10 Facts About American Barbecue

Summer and grilling go hand-in-hand and, for Americans, barbecue is serious stuff; it’s not only about tossing a piece of meat on the grill. Purists will tell you that real grilling includes a wood-burning fire, over indirect heat, for many hours. Large pieces of meat can even be cooked for up to 24 hours!

Here are some more fascinating facts about our southern neighbours’ penchant for BBQ. Inspired? Check out all our barbecue recipes.

1. Burgers on top

It comes as no surprise that, in the United States, burgers are the food that’s most cooked on the grill. The 4th of July (Independence Day) is the day when Americans barbecue the most. As for National Barbecue Day, that falls on May 16.

2. A part of history!

For many historical reasons, barbecuing plays an important role in African-American cuisine in the southern United States, and also plays a large role in soul food, including:

3. Real science 

Barbecue is science! In New Orleans, one of the foremost experts on the subject of barbecue is Dr. Howard Conyers. This rocket scientist is also a whole-hog pitmaster! 

He’s also the host of the PBS series Nourish, a food show that explores the science behind the foods we eat.

4. BBQ City, USA

Many U.S. cities consider themselves to be the barbecue capital of the world, including Kansas City and Memphis. But Lexington, North Carolina, just might be the big winner here: Even though this city has a population of only 18,000, its popular barbecue festival attracts over 200,000 visitors annually!

5. Big eats

According to Major League Eating, the “greatest eater in history” is Joey Chestnut, from San José, California. In 2007, he ate 45 pulled pork sandwiches in 10 minutes!

6. From cars to grilling

Charcoal briquettes were invented in 1897 by Ellsworth B. A. Zwoyer, but it was automobile manufacturer Henry Ford who first commercialized them.

7. Traditions by region

In the United States, different regions have their own way of serving barbecue. For example:  

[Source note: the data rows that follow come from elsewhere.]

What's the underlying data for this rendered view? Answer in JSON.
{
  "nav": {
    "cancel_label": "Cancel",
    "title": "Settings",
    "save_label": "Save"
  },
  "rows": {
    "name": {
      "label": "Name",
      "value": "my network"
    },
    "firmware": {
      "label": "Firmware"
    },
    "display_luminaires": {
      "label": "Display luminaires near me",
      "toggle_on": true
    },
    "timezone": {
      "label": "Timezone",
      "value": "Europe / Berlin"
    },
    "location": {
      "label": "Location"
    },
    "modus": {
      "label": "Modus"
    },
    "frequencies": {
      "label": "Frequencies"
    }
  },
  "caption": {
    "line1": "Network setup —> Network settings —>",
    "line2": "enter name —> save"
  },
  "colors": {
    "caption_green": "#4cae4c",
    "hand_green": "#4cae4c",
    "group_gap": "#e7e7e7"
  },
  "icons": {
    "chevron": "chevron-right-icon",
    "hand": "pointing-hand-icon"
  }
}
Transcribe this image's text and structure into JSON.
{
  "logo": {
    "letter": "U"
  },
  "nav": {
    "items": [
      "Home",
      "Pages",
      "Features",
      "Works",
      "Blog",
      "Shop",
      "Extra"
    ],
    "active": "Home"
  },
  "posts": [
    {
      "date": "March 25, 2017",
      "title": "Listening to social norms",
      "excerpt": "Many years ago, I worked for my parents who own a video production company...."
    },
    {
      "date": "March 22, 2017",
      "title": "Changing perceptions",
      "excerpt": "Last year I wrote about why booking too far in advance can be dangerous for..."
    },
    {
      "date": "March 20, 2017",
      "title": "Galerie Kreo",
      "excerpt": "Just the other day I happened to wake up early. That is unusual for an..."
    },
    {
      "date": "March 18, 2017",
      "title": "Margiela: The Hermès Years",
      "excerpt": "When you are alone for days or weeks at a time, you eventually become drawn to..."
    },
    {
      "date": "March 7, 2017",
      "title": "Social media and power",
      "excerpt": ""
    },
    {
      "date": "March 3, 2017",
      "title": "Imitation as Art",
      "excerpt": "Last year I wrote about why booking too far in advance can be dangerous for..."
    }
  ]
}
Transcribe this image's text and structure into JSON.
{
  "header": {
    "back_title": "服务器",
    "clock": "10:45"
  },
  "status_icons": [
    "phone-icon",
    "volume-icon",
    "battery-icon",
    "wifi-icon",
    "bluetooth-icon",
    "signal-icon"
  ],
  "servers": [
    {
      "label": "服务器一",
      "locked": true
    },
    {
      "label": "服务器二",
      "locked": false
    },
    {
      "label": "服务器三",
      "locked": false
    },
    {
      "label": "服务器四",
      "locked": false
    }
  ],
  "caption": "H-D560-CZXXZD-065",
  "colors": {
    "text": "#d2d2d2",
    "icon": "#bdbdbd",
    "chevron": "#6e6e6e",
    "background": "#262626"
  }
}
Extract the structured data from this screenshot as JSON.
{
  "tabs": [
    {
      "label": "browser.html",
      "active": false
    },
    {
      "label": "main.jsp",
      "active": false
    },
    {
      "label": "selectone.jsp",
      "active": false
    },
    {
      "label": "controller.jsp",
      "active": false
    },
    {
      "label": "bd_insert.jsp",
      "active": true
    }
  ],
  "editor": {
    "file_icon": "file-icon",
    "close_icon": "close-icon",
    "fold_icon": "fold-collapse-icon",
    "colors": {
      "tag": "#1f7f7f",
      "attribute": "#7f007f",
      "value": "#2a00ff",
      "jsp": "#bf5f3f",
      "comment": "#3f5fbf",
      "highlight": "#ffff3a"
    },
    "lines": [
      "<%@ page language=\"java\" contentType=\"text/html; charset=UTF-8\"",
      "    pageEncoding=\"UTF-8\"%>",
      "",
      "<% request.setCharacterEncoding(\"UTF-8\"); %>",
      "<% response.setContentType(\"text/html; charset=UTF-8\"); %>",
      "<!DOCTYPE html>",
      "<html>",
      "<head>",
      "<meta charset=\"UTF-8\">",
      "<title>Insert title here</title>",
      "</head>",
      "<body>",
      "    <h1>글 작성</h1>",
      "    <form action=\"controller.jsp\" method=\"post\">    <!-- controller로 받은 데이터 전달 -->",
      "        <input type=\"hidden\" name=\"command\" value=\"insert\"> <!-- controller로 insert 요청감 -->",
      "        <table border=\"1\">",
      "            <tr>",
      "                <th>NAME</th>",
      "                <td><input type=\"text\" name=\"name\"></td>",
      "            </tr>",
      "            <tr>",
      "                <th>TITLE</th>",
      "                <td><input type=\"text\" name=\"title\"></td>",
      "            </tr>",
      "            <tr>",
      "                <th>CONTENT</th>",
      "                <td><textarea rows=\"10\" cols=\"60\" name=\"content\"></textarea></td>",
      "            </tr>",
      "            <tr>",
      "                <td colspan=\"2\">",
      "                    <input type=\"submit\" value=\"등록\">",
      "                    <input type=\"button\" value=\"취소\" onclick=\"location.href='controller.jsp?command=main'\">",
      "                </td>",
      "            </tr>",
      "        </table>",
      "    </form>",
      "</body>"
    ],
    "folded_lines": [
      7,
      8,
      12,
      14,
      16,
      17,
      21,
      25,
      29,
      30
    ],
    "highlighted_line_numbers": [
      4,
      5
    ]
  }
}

  • North Carolina, with its vinegar- and mustard-based sauce
  • Texas, with its sweet and spicy tomato-based sauce
  • Kansas City, with its tangy and thick ketchup-based sauce
  • Memphis, with its sweet and thin tomato sauce

BBQ sauce

8. B-a-r-b-e-c-u-e

There are different takes on the word’s etymology. Some believe that it originates from the French “de la barbe à la queue” (from beard to tail), while others say it derives from the word “barbacoa,” an Indigenous South American word for slow-cooking meat over an open fire.

9. It’s political, too!

Barbecue is also political! Since George Washington, U.S. presidents have always hosted barbecues. In the 18th century, they were not only held as part of political campaigns, but also served as a way to tighten relations between nations. 

In fact, in 2012, during a visit to the U.S. by British prime minister David Cameron, President Barack Obama gifted him with a BBQ grill!

10. Big Mac Bar-B-Que

Opened in 1940, the first-ever McDonald’s restaurant was, in fact, a drive-in barbecue stand called McDonald’s Bar-B-Que.

Katerine-Lune Rollet

Katerine-Lune Rollet has been writing about food trends and her favourite finds for RICARDO for seven years now. She’s also hosted shows on television (Radio-Canada, Évasion), and is a columnist on the radio, as well as for the Journal de Montréal and Châtelaine. She’s a big fan of farmers’ markets, and during the summer season, she loves tending to her chickens and her garden. Her favourite bookmarked RICARDO recipe? Our basic shortcrust pastry. Photo: Louis Prud'homme.